Coinciding with the 50th anniversary of the Offa’s Dyke Path, artist Dan Llwyelyn Hall conducted a project in collaboration with a series of renowned poets to create art in response to the Offa’s Dyke Path and its landscape. Hall’s project was show-cased at the Offa’s Dyke Centre in July 2021. From this event onwards, his book has been on sale, compiling his art and the poetry. Here’s Dan speaking and his logo seeing him facing off with King Offa from the coin utilised as the logo of the Offa’s Dyke Association.

The project culminated at an open-air event at Valle Crucis Abbey in December 2021 where poetry and music was accompanied by images from the opening of the path and Dan’s art projected onto the ruins of this Cistercian monastery. Images here supplied courtesy of Dave McGlade:

Dan’s YouTube channel features a host of videos relating to the project.

Here are my two favourite poems which were part of Walking with Offa linked to the landscape and Offa’s Dyke specifically. First, ‘Offa’s Dyke’ by Oliver James Lomax filmed on the trail to the west of Offa’s Dyke’s course at Ruabon:

And ‘Cyndyllan on the Rocks’ by Geraint Jones filmed at Llanymynech Hill:

Incidentally, here’s my video from Llanymynech reading out the poem appended to a waymarker on the Offa’s Dyke Path:


Remembering an ancient prince from early medieval Wales: poem by Geraint Jones #Wales #princeofwales #poetry #llanymynech #offa

♬ Sad violin – Katsuyuki Takahashi

The evening of 11 November saw me invited by the Trefonen Rural Protection Group to be an opening speaker and to introduce Dan’s talk about Walking with Offa at Trefonen Village Hall. This was an apposite location, close to the very line of Offa’s Dyke.

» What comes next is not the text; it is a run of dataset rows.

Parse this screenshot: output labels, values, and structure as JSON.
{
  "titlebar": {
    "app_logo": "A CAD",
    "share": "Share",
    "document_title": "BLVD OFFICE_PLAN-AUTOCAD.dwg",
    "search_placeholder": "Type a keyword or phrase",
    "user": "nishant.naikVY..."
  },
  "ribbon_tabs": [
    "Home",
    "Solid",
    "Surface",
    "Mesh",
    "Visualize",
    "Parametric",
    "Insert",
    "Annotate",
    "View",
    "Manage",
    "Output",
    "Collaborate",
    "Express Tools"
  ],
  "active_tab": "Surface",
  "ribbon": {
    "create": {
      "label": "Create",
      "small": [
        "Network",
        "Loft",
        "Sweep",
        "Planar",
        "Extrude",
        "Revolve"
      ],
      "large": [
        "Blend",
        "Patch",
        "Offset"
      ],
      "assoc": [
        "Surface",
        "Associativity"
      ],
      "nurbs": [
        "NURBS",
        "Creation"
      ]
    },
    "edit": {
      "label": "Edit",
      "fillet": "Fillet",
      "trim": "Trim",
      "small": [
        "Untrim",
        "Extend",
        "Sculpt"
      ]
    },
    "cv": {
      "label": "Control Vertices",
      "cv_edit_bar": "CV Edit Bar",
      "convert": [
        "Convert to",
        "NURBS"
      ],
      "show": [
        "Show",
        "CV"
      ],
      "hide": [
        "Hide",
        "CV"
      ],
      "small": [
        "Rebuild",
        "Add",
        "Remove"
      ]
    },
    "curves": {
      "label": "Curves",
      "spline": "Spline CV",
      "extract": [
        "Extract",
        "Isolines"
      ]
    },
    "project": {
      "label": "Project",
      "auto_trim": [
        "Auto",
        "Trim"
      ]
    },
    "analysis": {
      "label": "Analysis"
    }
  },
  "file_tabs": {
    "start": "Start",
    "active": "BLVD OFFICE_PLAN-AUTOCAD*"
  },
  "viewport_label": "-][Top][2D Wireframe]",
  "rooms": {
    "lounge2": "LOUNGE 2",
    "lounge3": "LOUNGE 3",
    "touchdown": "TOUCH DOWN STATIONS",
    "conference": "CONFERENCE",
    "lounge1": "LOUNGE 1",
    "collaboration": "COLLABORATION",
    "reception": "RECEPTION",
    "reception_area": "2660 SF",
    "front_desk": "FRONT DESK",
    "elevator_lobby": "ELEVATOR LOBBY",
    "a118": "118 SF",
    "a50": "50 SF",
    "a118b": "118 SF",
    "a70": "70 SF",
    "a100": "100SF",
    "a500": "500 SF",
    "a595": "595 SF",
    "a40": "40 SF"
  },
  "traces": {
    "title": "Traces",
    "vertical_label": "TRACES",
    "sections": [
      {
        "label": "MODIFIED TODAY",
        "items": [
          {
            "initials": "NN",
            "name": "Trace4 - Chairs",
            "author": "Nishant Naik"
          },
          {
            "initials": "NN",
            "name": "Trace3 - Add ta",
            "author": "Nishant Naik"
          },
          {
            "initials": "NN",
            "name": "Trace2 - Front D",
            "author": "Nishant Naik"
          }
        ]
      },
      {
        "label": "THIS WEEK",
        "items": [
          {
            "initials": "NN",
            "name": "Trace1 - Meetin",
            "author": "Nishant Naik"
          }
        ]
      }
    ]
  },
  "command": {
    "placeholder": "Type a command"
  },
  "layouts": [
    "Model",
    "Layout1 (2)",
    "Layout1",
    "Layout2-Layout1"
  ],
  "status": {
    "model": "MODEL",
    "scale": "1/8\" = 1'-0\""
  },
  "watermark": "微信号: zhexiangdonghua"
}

It was a poignant moment for me to be there, not only because I was delighted and honoured to be able to talk and introduce Dan’s presentation, to be there on 11th November, but also because two-and-a-half years after the ‘Special Offa’ event had planned for this venue supported by Andy Heaton and the Trefonen Rural Protection Group and the Trefonen Heritage and Wildlife Group.

Because of the COVID-19 pandemic lockdowns, however, the event was transferred from the Village Hall at Trefonen to become an online ‘Tragical History Tour’ and a series of online presentations, curated on the then-brand-new Archaeodeath YouTube channel.

Check out a summary here.

Check out the videos from the 2020 events here:

This was arguably the first major heritage and archaeology event in the UK to be transferred online rather than postponed or cancelled because of the global Coronavirus emergency. I published my reflections on this event and its context in the Offa’s Dyke Journal volume 2 for 2020 in an article entitled ‘Collaboratory, Coronavirus and the Colonial Countryside’.

Delighted to be back in Trefonen, in my talk I introduced the Offa’s Dyke Collaboratory, the Offa’s Dyke Journal, the ‘What’s Wat’s Dyke? comic, and the importance but challenges of investigating the archaeology, history and heritage of Wat’s Dyke, Offa’s Dyke and their landscape contexts from prehistory to the present day. I then introduced Dan who gave a fascinating and far-ranging presentation regarding the Walking with Offa project and his other art over the years.

Dan has articulated clearly the power of art in collapsing time, using art created in moments to transcend space and millennia. Together with the installations of pair of striking signposts at Trefonen, art about Offa’s Dyke and its landscape, and art in that landscape, together help to engage audiences and encourage them to learn and reflect on the story of the Welsh Marches.

Here is my TikTok about the evening: